By Dusty Sonnenberg, CCA, Field Leader, a project of the Ohio Soybean Council and soybean discount.
At the 2022 Ohio No-Till Conference, Dr. Alyssa Essman, Visiting Assistant Professor of Weed Science at Ohio State University, discusses one of the most pressing topics in agriculture today – weed control. Although there are a number of herbicide options to control various weed species, some of those herbicides have residual carryover that can negatively affect cover crop establishment. An alternative method of weed control could be the actual use of cover crops to suppress weeds.
Cover crops suppress weeds in several ways. There is the physical suppression of weeds in which the cover crops act as a mulch that inhibits weed germination and growth. This can be measured by the cover crop biomass and percent ground cover. Competition is another way cover crops suppress weeds. The cover crops compete with the weeds for light, nutrients, water and physical space. Alleopathy allows cover crops to suppress weeds. Alleopathy occurs when certain species of cover crops release chemical compounds into the soil that inhibit germination and growth of weed seeds. The process of growing cover crops also gives the option of controlling weeds at the time of cover crop termination. As the cover crops are either sprayed, cut, crimped or tilled, so are the weeds. The practice of growing cover crops also changes the seed environment for weed species. Cover crops affect the seed environment as they change the level of soil moisture, temperature, light availability and provide an environment for pests.
As farmers battle the increasing number of herbicide-resistant weeds, cover crops can also be a tool. “Herbicide resistance has steadily increased over the past 50 years since the time when herbicide application became a tool for farmers in the fight against weeds,” Essman said. “In 2020, there were more than 500 unique herbicide resistance cases worldwide.” As herbicide use increased, overuse of the same workplace herbicides became a problem. Currently, there are nearly 160 species of weeds that are resistant to the Group 2 ALS inhibitors. There are nearly 100 weed species that are resistant to the Group 5 PSII inhibitors. The number of weed species resistant to Groups 1, 4 and 9 sites of action is also increasing.
Herbicide resistance develops when farmers repeatedly use the same herbicide, leading to selection pressure. A lack of crop rotation narrows herbicide options available to growers, which also increases the chance of resistance developing. Using a limited number of sites of action increases the likelihood of resistance development. Also the use of reduced amounts of the products can increase resistance.
“In the battle of resistant weeds, residual herbicides are going to be more important than ever,” Essman said. “This is especially true for weeds like waterhemp.” In Ohio, species such as common lambsquarters, wild carrot, tall water shirt, Powell amaranth, common ragweed, giant ragweed, common ragweed, common ragweed, and shattercane are resistant to one or more sites of action. The challenge is to combat the currently resistant weeds and prevent future instances of resistance.
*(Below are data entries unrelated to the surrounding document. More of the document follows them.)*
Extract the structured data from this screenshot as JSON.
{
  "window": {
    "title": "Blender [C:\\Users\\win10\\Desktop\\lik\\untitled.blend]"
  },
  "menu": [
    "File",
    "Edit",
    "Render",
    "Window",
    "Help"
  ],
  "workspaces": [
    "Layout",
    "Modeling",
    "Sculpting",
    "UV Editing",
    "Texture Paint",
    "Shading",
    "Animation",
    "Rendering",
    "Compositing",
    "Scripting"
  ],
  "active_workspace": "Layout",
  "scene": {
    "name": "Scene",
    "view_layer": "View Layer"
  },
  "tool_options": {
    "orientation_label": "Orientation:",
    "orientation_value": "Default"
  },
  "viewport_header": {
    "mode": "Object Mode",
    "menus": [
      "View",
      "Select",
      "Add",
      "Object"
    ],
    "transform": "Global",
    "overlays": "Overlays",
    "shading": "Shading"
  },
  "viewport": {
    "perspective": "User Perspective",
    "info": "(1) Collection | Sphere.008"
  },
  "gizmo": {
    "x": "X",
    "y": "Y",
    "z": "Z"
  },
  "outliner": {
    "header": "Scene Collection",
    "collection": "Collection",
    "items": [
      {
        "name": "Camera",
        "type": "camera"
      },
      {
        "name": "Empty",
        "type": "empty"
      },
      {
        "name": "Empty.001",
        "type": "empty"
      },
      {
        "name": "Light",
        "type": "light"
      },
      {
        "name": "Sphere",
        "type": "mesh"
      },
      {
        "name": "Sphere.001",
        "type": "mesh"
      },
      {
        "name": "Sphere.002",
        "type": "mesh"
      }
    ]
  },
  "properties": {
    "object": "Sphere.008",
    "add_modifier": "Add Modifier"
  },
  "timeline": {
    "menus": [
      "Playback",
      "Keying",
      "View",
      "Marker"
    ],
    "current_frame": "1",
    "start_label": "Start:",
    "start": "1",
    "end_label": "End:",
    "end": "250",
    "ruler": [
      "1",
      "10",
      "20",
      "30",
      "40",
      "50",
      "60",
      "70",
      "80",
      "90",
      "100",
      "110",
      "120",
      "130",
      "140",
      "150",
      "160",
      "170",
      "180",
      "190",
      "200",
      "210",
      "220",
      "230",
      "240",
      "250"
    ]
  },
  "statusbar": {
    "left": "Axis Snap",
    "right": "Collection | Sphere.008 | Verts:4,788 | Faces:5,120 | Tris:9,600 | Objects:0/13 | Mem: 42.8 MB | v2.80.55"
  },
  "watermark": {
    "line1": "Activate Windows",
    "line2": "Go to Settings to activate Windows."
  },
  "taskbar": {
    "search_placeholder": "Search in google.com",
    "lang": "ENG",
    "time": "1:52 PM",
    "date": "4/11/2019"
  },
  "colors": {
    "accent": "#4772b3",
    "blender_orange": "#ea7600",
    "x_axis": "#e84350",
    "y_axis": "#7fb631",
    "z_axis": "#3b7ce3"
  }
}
Essman proposes an integrated pest management strategy to tackle this challenge. “Instead of one big hammer, it will take several small hammers,” Essman said. “The use of biological controls, cultural controls, mechanical controls and chemical controls are all examples of small hammers. The use of cover crops is also one of the many small hammers we can use to combat herbicide-resistant weeds.”
Factors to successful cover crop establishment include planting date, seeding rates, the planting method, as well as there not being a herbicide carryover situation. Herbicide transfer in cover crops will largely depend on the selection of cover crop species and the use of residual herbicides. The amount of rainfall received, and the timing of the application of herbicides also play a role in the transfer of herbicides. There can be large variations from year to year. Factors such as water solubility and soil half-life affect transfer. Soil organic matter, clay content and high CEC can increase transfer risk. Warm temperatures and rainfall increase the breakdown of herbicides. Cool temperatures and drought increase transmission.
Factors that can affect herbicide carryover include the application, tillage and species selection. Residual herbicides applied at planting are less risky than those applied after emergence. Incorporation can also increase the persistence of herbicides. Tillage increases microbial degradation, reduces volatilization and photodegradation of herbicides. Cover crop species selection is also important. Herbicides are more effective on small-seeded weeds and many cover crops. Rye tends to be rental problems.
The University of Missouri conducted studies that identified the most vulnerable species and harmful herbicides. The general order of sensitivity of cover crops to herbicide carryover from most to least sensitive is Tillage radish > Austrian winter pea > crimson clover and annual ryegrass > winter wheat and winter oats > hairy vetches and grain rye.
The soybean herbicides that were most harmful to cover crops include: Fomesafen (Flexstar/Prefix), pyroxasulfone (Zidua), imazethapyr (Pursuit), acetochlor (Warrant), sulfentrazone (Authority Products).
The corn herbicides that were most damaging to cover crops included: Topramezone (Impact), mesotrione (Callisto, Halex GT, etc.), clopyralid (Stinger/SureStart), isoxaflutole (Balance Flexx), pyroxasylfones (Zidua), nicosulfuron ( Accent Q) ).